Dear Mr. Putin,
Your hosting of the G-8 meeting in St. Petersburg marks a signature moment in your tenure as President of Russia and Russia 's return as a respected world power. Congratulations! The Russian economic recovery during your leadership has been remarkable. Unfortunately, however, as Russia has begun its recovery, the climate around the US-Russian relationship has become darker, especially in Washington where I live now after recently spending 2.5 years in Moscow . Since I share some of your concern about the wrong direction in US-Russian relations, allow me to submit some recommendations as you prepare to meet with George Bush and your other G-8 colleagues.
Constantly complaining about U.S. so-called double standards is tiresome and makes Russia look weak and insecure. Double standards exist in all country's foreign policy, including your own, as we try to balance ideals and interests and often interests that conflict with one another. I would also recommend that you and your colleagues refrain from the argument that the West and the United States prefer Russia weak as it was in the 1990s and is uncomfortable with rising Russian power of today. There is no question that it is in the interests of the USA that Russia be a strong and prosperous country. The question comes in with how the power is exercised and to what end. If Russian power vis-à-vis its neighbors is exercised in an overbearing and bullying manner that obstructs their sovereignty, as US power was often used in Latin America and elsewhere, we will have problems.

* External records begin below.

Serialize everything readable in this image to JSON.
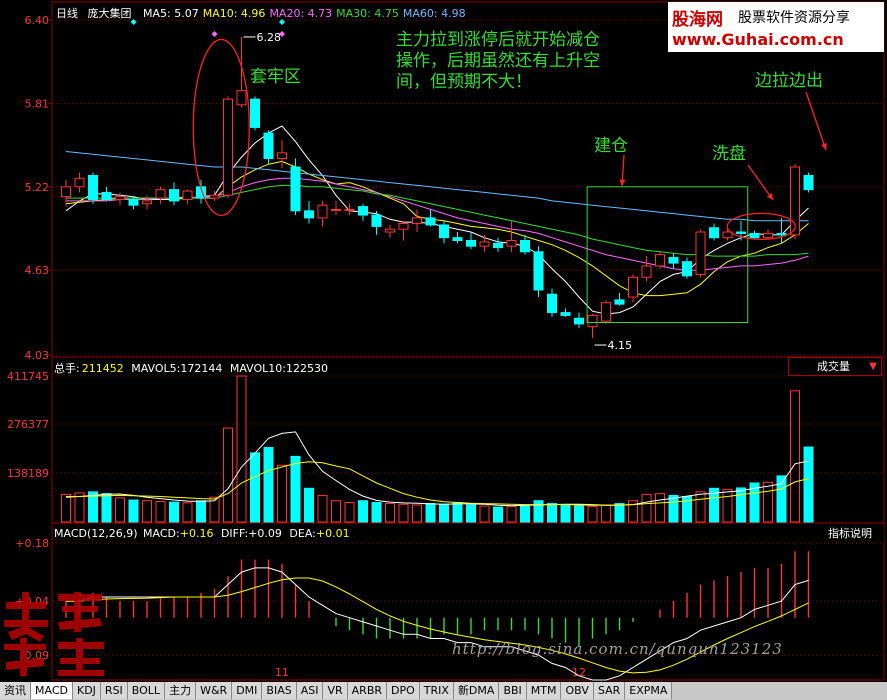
{
  "header": {
    "period": "日线",
    "stock_name": "庞大集团",
    "ma_items": [
      {
        "label": "MA5:",
        "value": "5.07",
        "color": "#ffffff"
      },
      {
        "label": "MA10:",
        "value": "4.96",
        "color": "#ffff00"
      },
      {
        "label": "MA20:",
        "value": "4.73",
        "color": "#ff66ff"
      },
      {
        "label": "MA30:",
        "value": "4.75",
        "color": "#33dd33"
      },
      {
        "label": "MA60:",
        "value": "4.98",
        "color": "#66bbff"
      }
    ]
  },
  "brand": {
    "name": "股海网",
    "slogan": "股票软件资源分享",
    "url": "www.Guhai.com.cn"
  },
  "annotations": {
    "trap_zone": "套牢区",
    "note_line1": "主力拉到涨停后就开始减仓",
    "note_line2": "操作，后期虽然还有上升空",
    "note_line3": "间，但预期不大！",
    "build": "建仓",
    "wash": "洗盘",
    "pull_out": "边拉边出",
    "high_label": "6.28",
    "low_label": "4.15"
  },
  "volume_header": {
    "title": "总手:",
    "total": "211452",
    "mavol5_label": "MAVOL5:",
    "mavol5": "172144",
    "mavol10_label": "MAVOL10:",
    "mavol10": "122530",
    "dropdown": "成交量"
  },
  "macd_header": {
    "title": "MACD(12,26,9)",
    "macd_label": "MACD:",
    "macd": "+0.16",
    "diff_label": "DIFF:",
    "diff": "+0.09",
    "dea_label": "DEA:",
    "dea": "+0.01",
    "button": "指标说明"
  },
  "watermark": "http://blog.sina.com.cn/qunqun123123",
  "seal_text": "英雄股庄",
  "tabs": [
    "资讯",
    "MACD",
    "KDJ",
    "RSI",
    "BOLL",
    "主力",
    "W&R",
    "DMI",
    "BIAS",
    "ASI",
    "VR",
    "ARBR",
    "DPO",
    "TRIX",
    "新DMA",
    "BBI",
    "MTM",
    "OBV",
    "SAR",
    "EXPMA"
  ],
  "active_tab": "MACD",
  "chart_data": {
    "type": "candlestick",
    "price_axis": {
      "ticks": [
        "6.40",
        "5.81",
        "5.22",
        "4.63",
        "4.03"
      ],
      "ylim": [
        4.03,
        6.4
      ]
    },
    "volume_axis": {
      "ticks": [
        "411745",
        "276377",
        "138189"
      ]
    },
    "macd_axis": {
      "ticks": [
        "+0.18",
        "+0.04",
        "-0.09"
      ]
    },
    "x_ticks": [
      {
        "label": "11",
        "index": 16
      },
      {
        "label": "12",
        "index": 38
      }
    ],
    "colors": {
      "up": "#ff3333",
      "down": "#00ffff",
      "ma5": "#ffffff",
      "ma10": "#ffff00",
      "ma20": "#ff66ff",
      "ma30": "#33dd33",
      "ma60": "#66bbff",
      "grid": "#8b0000"
    },
    "candles": [
      {
        "o": 5.15,
        "h": 5.27,
        "l": 5.08,
        "c": 5.22
      },
      {
        "o": 5.22,
        "h": 5.32,
        "l": 5.18,
        "c": 5.28
      },
      {
        "o": 5.3,
        "h": 5.32,
        "l": 5.1,
        "c": 5.13
      },
      {
        "o": 5.18,
        "h": 5.22,
        "l": 5.12,
        "c": 5.13
      },
      {
        "o": 5.13,
        "h": 5.18,
        "l": 5.09,
        "c": 5.15
      },
      {
        "o": 5.13,
        "h": 5.15,
        "l": 5.06,
        "c": 5.09
      },
      {
        "o": 5.1,
        "h": 5.16,
        "l": 5.06,
        "c": 5.12
      },
      {
        "o": 5.14,
        "h": 5.22,
        "l": 5.1,
        "c": 5.2
      },
      {
        "o": 5.2,
        "h": 5.25,
        "l": 5.09,
        "c": 5.12
      },
      {
        "o": 5.13,
        "h": 5.2,
        "l": 5.1,
        "c": 5.19
      },
      {
        "o": 5.22,
        "h": 5.27,
        "l": 5.1,
        "c": 5.14
      },
      {
        "o": 5.14,
        "h": 5.19,
        "l": 5.12,
        "c": 5.16
      },
      {
        "o": 5.16,
        "h": 5.86,
        "l": 5.14,
        "c": 5.84
      },
      {
        "o": 5.8,
        "h": 6.28,
        "l": 5.78,
        "c": 5.9
      },
      {
        "o": 5.84,
        "h": 5.86,
        "l": 5.62,
        "c": 5.64
      },
      {
        "o": 5.6,
        "h": 5.62,
        "l": 5.38,
        "c": 5.42
      },
      {
        "o": 5.42,
        "h": 5.55,
        "l": 5.35,
        "c": 5.46
      },
      {
        "o": 5.36,
        "h": 5.42,
        "l": 5.02,
        "c": 5.05
      },
      {
        "o": 5.05,
        "h": 5.12,
        "l": 4.96,
        "c": 5.0
      },
      {
        "o": 5.0,
        "h": 5.12,
        "l": 4.94,
        "c": 5.09
      },
      {
        "o": 5.06,
        "h": 5.12,
        "l": 5.02,
        "c": 5.06
      },
      {
        "o": 5.06,
        "h": 5.1,
        "l": 5.02,
        "c": 5.06
      },
      {
        "o": 5.08,
        "h": 5.1,
        "l": 4.98,
        "c": 5.02
      },
      {
        "o": 5.02,
        "h": 5.05,
        "l": 4.88,
        "c": 4.94
      },
      {
        "o": 4.9,
        "h": 4.95,
        "l": 4.86,
        "c": 4.92
      },
      {
        "o": 4.92,
        "h": 4.98,
        "l": 4.84,
        "c": 4.96
      },
      {
        "o": 4.96,
        "h": 5.06,
        "l": 4.9,
        "c": 5.0
      },
      {
        "o": 5.0,
        "h": 5.06,
        "l": 4.94,
        "c": 4.95
      },
      {
        "o": 4.95,
        "h": 4.98,
        "l": 4.82,
        "c": 4.86
      },
      {
        "o": 4.86,
        "h": 4.9,
        "l": 4.82,
        "c": 4.84
      },
      {
        "o": 4.84,
        "h": 4.9,
        "l": 4.78,
        "c": 4.8
      },
      {
        "o": 4.8,
        "h": 4.88,
        "l": 4.76,
        "c": 4.83
      },
      {
        "o": 4.82,
        "h": 4.86,
        "l": 4.76,
        "c": 4.79
      },
      {
        "o": 4.8,
        "h": 4.98,
        "l": 4.76,
        "c": 4.84
      },
      {
        "o": 4.84,
        "h": 4.88,
        "l": 4.74,
        "c": 4.76
      },
      {
        "o": 4.76,
        "h": 4.8,
        "l": 4.44,
        "c": 4.49
      },
      {
        "o": 4.46,
        "h": 4.5,
        "l": 4.3,
        "c": 4.33
      },
      {
        "o": 4.33,
        "h": 4.36,
        "l": 4.3,
        "c": 4.31
      },
      {
        "o": 4.29,
        "h": 4.33,
        "l": 4.22,
        "c": 4.25
      },
      {
        "o": 4.23,
        "h": 4.32,
        "l": 4.15,
        "c": 4.31
      },
      {
        "o": 4.27,
        "h": 4.42,
        "l": 4.25,
        "c": 4.4
      },
      {
        "o": 4.42,
        "h": 4.47,
        "l": 4.38,
        "c": 4.39
      },
      {
        "o": 4.44,
        "h": 4.6,
        "l": 4.4,
        "c": 4.58
      },
      {
        "o": 4.58,
        "h": 4.73,
        "l": 4.55,
        "c": 4.66
      },
      {
        "o": 4.66,
        "h": 4.76,
        "l": 4.64,
        "c": 4.74
      },
      {
        "o": 4.72,
        "h": 4.75,
        "l": 4.64,
        "c": 4.68
      },
      {
        "o": 4.69,
        "h": 4.72,
        "l": 4.57,
        "c": 4.59
      },
      {
        "o": 4.6,
        "h": 4.92,
        "l": 4.58,
        "c": 4.9
      },
      {
        "o": 4.93,
        "h": 4.96,
        "l": 4.84,
        "c": 4.86
      },
      {
        "o": 4.86,
        "h": 4.92,
        "l": 4.84,
        "c": 4.9
      },
      {
        "o": 4.9,
        "h": 4.98,
        "l": 4.84,
        "c": 4.89
      },
      {
        "o": 4.89,
        "h": 4.91,
        "l": 4.85,
        "c": 4.86
      },
      {
        "o": 4.86,
        "h": 4.92,
        "l": 4.85,
        "c": 4.89
      },
      {
        "o": 4.89,
        "h": 5.0,
        "l": 4.82,
        "c": 4.88
      },
      {
        "o": 4.88,
        "h": 5.38,
        "l": 4.85,
        "c": 5.36
      },
      {
        "o": 5.3,
        "h": 5.32,
        "l": 5.18,
        "c": 5.2
      }
    ],
    "ma_series": [
      {
        "key": "ma5",
        "color": "#ffffff",
        "values": [
          5.05,
          5.12,
          5.17,
          5.17,
          5.16,
          5.15,
          5.13,
          5.13,
          5.13,
          5.14,
          5.15,
          5.16,
          5.31,
          5.43,
          5.53,
          5.6,
          5.65,
          5.54,
          5.41,
          5.3,
          5.16,
          5.05,
          5.04,
          5.03,
          4.99,
          4.97,
          4.97,
          4.96,
          4.94,
          4.92,
          4.9,
          4.86,
          4.83,
          4.82,
          4.8,
          4.74,
          4.64,
          4.55,
          4.44,
          4.34,
          4.32,
          4.33,
          4.37,
          4.46,
          4.55,
          4.6,
          4.62,
          4.71,
          4.77,
          4.82,
          4.86,
          4.89,
          4.88,
          4.88,
          4.98,
          5.07
        ]
      },
      {
        "key": "ma10",
        "color": "#ffff00",
        "values": [
          5.1,
          5.11,
          5.12,
          5.13,
          5.14,
          5.14,
          5.14,
          5.14,
          5.14,
          5.15,
          5.14,
          5.14,
          5.22,
          5.29,
          5.34,
          5.38,
          5.4,
          5.36,
          5.31,
          5.27,
          5.24,
          5.25,
          5.22,
          5.18,
          5.14,
          5.1,
          5.01,
          4.99,
          4.98,
          4.96,
          4.94,
          4.93,
          4.92,
          4.9,
          4.87,
          4.84,
          4.81,
          4.77,
          4.72,
          4.66,
          4.59,
          4.52,
          4.47,
          4.45,
          4.45,
          4.46,
          4.47,
          4.53,
          4.62,
          4.69,
          4.73,
          4.75,
          4.79,
          4.82,
          4.88,
          4.96
        ]
      },
      {
        "key": "ma20",
        "color": "#ff66ff",
        "values": [
          5.12,
          5.12,
          5.12,
          5.12,
          5.13,
          5.13,
          5.13,
          5.14,
          5.14,
          5.14,
          5.15,
          5.15,
          5.18,
          5.22,
          5.25,
          5.27,
          5.28,
          5.28,
          5.27,
          5.26,
          5.24,
          5.22,
          5.2,
          5.18,
          5.15,
          5.12,
          5.09,
          5.06,
          5.03,
          5.0,
          4.98,
          4.96,
          4.94,
          4.92,
          4.91,
          4.89,
          4.86,
          4.83,
          4.8,
          4.77,
          4.74,
          4.72,
          4.7,
          4.68,
          4.66,
          4.64,
          4.63,
          4.63,
          4.64,
          4.65,
          4.66,
          4.66,
          4.67,
          4.68,
          4.7,
          4.73
        ]
      },
      {
        "key": "ma30",
        "color": "#33dd33",
        "values": [
          5.14,
          5.14,
          5.14,
          5.14,
          5.14,
          5.14,
          5.14,
          5.14,
          5.14,
          5.14,
          5.14,
          5.14,
          5.16,
          5.18,
          5.2,
          5.22,
          5.23,
          5.23,
          5.22,
          5.22,
          5.21,
          5.2,
          5.19,
          5.17,
          5.16,
          5.14,
          5.12,
          5.1,
          5.08,
          5.06,
          5.04,
          5.02,
          5.0,
          4.98,
          4.96,
          4.94,
          4.92,
          4.9,
          4.88,
          4.85,
          4.83,
          4.81,
          4.79,
          4.77,
          4.76,
          4.75,
          4.74,
          4.74,
          4.73,
          4.73,
          4.73,
          4.73,
          4.74,
          4.74,
          4.74,
          4.75
        ]
      },
      {
        "key": "ma60",
        "color": "#66bbff",
        "values": [
          5.47,
          5.46,
          5.45,
          5.44,
          5.43,
          5.42,
          5.41,
          5.4,
          5.39,
          5.38,
          5.37,
          5.36,
          5.36,
          5.36,
          5.35,
          5.34,
          5.33,
          5.32,
          5.31,
          5.3,
          5.29,
          5.28,
          5.27,
          5.26,
          5.25,
          5.24,
          5.23,
          5.22,
          5.21,
          5.2,
          5.19,
          5.18,
          5.17,
          5.16,
          5.15,
          5.14,
          5.12,
          5.11,
          5.1,
          5.09,
          5.08,
          5.07,
          5.06,
          5.05,
          5.04,
          5.03,
          5.02,
          5.01,
          5.0,
          4.99,
          4.99,
          4.98,
          4.98,
          4.98,
          4.98,
          4.98
        ]
      }
    ],
    "volume": [
      78000,
      82000,
      85000,
      80000,
      68000,
      62000,
      60000,
      58000,
      56000,
      54000,
      60000,
      70000,
      265000,
      411745,
      195000,
      210000,
      160000,
      185000,
      95000,
      75000,
      60000,
      55000,
      60000,
      55000,
      52000,
      50000,
      48000,
      52000,
      50000,
      55000,
      48000,
      45000,
      42000,
      44000,
      48000,
      60000,
      52000,
      48000,
      45000,
      44000,
      48000,
      52000,
      60000,
      78000,
      80000,
      75000,
      72000,
      85000,
      95000,
      92000,
      96000,
      110000,
      112000,
      130000,
      370000,
      211452
    ],
    "mavol5": [
      70000,
      72000,
      75000,
      78000,
      79000,
      75000,
      70000,
      66000,
      62000,
      59000,
      58000,
      60000,
      94000,
      155000,
      194000,
      236000,
      250000,
      254000,
      189000,
      143000,
      117000,
      92000,
      73000,
      61000,
      56000,
      54000,
      53000,
      51000,
      50000,
      51000,
      51000,
      50000,
      47000,
      46000,
      47000,
      48000,
      49000,
      50000,
      50000,
      49000,
      47000,
      47000,
      49000,
      56000,
      62000,
      67000,
      73000,
      78000,
      81000,
      85000,
      88000,
      95000,
      101000,
      108000,
      164000,
      172144
    ],
    "mavol10": [
      72000,
      72000,
      73000,
      74000,
      75000,
      74000,
      73000,
      72000,
      70000,
      68000,
      66000,
      65000,
      80000,
      110000,
      128000,
      145000,
      155000,
      165000,
      170000,
      167000,
      158000,
      150000,
      130000,
      110000,
      95000,
      80000,
      70000,
      62000,
      57000,
      55000,
      53000,
      52000,
      51000,
      50000,
      49000,
      49000,
      49000,
      49000,
      48000,
      47000,
      47000,
      48000,
      49000,
      52000,
      54000,
      56000,
      60000,
      64000,
      68000,
      72000,
      77000,
      82000,
      87000,
      93000,
      113000,
      122530
    ],
    "macd_hist": [
      0.04,
      0.05,
      0.06,
      0.05,
      0.04,
      0.04,
      0.04,
      0.05,
      0.05,
      0.05,
      0.06,
      0.07,
      0.1,
      0.14,
      0.14,
      0.14,
      0.13,
      0.08,
      0.04,
      0.0,
      -0.02,
      -0.03,
      -0.04,
      -0.05,
      -0.05,
      -0.05,
      -0.05,
      -0.05,
      -0.04,
      -0.04,
      -0.04,
      -0.03,
      -0.03,
      -0.03,
      -0.03,
      -0.04,
      -0.05,
      -0.06,
      -0.07,
      -0.05,
      -0.04,
      -0.03,
      -0.01,
      0.0,
      0.02,
      0.04,
      0.06,
      0.08,
      0.09,
      0.1,
      0.11,
      0.12,
      0.12,
      0.13,
      0.16,
      0.16
    ],
    "macd_diff": [
      0.04,
      0.04,
      0.05,
      0.05,
      0.05,
      0.05,
      0.05,
      0.05,
      0.05,
      0.05,
      0.05,
      0.05,
      0.08,
      0.11,
      0.12,
      0.12,
      0.11,
      0.08,
      0.05,
      0.03,
      0.01,
      0.0,
      -0.01,
      -0.02,
      -0.03,
      -0.04,
      -0.04,
      -0.05,
      -0.05,
      -0.06,
      -0.06,
      -0.07,
      -0.07,
      -0.07,
      -0.08,
      -0.09,
      -0.11,
      -0.12,
      -0.14,
      -0.15,
      -0.15,
      -0.14,
      -0.12,
      -0.1,
      -0.08,
      -0.06,
      -0.05,
      -0.03,
      -0.02,
      -0.01,
      0.0,
      0.02,
      0.03,
      0.04,
      0.08,
      0.09
    ]
  }
}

We also seem to have a dialogue of the deaf on the value of democracy. The United States does not promote democracy around the world simply as a means to advance US hegemony as many Russians cynically believe. We promote democracy because we believe it is the most effective means of governance that will most likely make countries and its citizens more prosperous and advance national rather than more narrowly corporate or individual interests. Endemic corruption, as you have rightly noted in your state of the union address, is a serious obstacle to Russia 's sustainable long-term economic growth. The best tools governments have to combat corruption are an effective legal system, free and open media, and a legislature independent of executive power and corporate interests. We really do believe that developing these institutions will result in a stronger Russia that is more capable as an independent actor in world affairs. Or to put it in the framework of sovereign democracy , more democracy will likely make Russia truly more sovereign.
But let me change the subject since this sounds like lecturing on my part. There is a genuine public relations problem in Washington and Moscow around our mutual relationship, and I think that it is in the interests of you and Mr. Bush to exercise presidential leadership to accentuate the positive aspects and the importance of our ties for our mutual interests. Living in Moscow and watching a lot of Russian TV for the past several years, I was struck by the anti-American tone of reporting. Certainly, in my personal view, there are many things that the US does which are deserving of criticism, such as undertaking war in Iraq which I believe was a big mistake. But watching Russian TV and especially news broadcasts increasingly reminded me of Soviet TV which was consistently anti-American during the Cold War.
First, let's be frank and acknowledge that Russian national TV is controlled for the most part by the Russian government, and more particularly the interests of the Kremlin. What I do not understand is if you genuinely want to strengthen the US-Russian partnership, as I think you do, why consistently portray the United States in your most important media in such a negative and tendentious light? For example, last summer the Sino-Russian military exercises were the number one news story on TV for several nights running. Why do we never see anything on Russian TV promoting US-Russian military and security cooperation? Is military cooperation with China really more important for Moscow than cooperation with the United States ? I doubt it, yet that is the message one receives watching Russian TV.
Finally, I am struck upon returning to Washington with the heightened negativity towards Russia . You do have a public relations problem in this town that will require a lot more than hiring world class public relations firms to fix. It is true that there are many Russophobes and old cold warriors in Washington , but the main problems stem from Russian policies. For example, I know that Mikhail Khodorkovsky was no saint, but the absurd Kangaroo court process that found him guilty only feeds the worst stereotypes of Russia . Heavy-handed behavior with your neighbors also poisons the atmosphere here. The result is that you have few friends in Congress, and that will be a real problem for your WTO accession which will require Congressional approval of your PNTR status. You also must understand that a dubious political transition in your 2008 presidential elections will put Mr. Bush and his successor in a far more complicated position in trying to promote a constructive relationship with Russia . Your actions and those of your government are far more decisive factors shaping the US perception of Russia than any real or imagined anti-Russia lobby.
I remain a strong proponent of the importance of our two countries for advancing our mutual and global interests, and I hope that you and Mr. Bush will be able to change the direction of the relationship in a more positive direction.
Andrew C. Kuchins
Director and Senior Associate, Russian and Eurasian Program
Carnegie Endowment for International Peace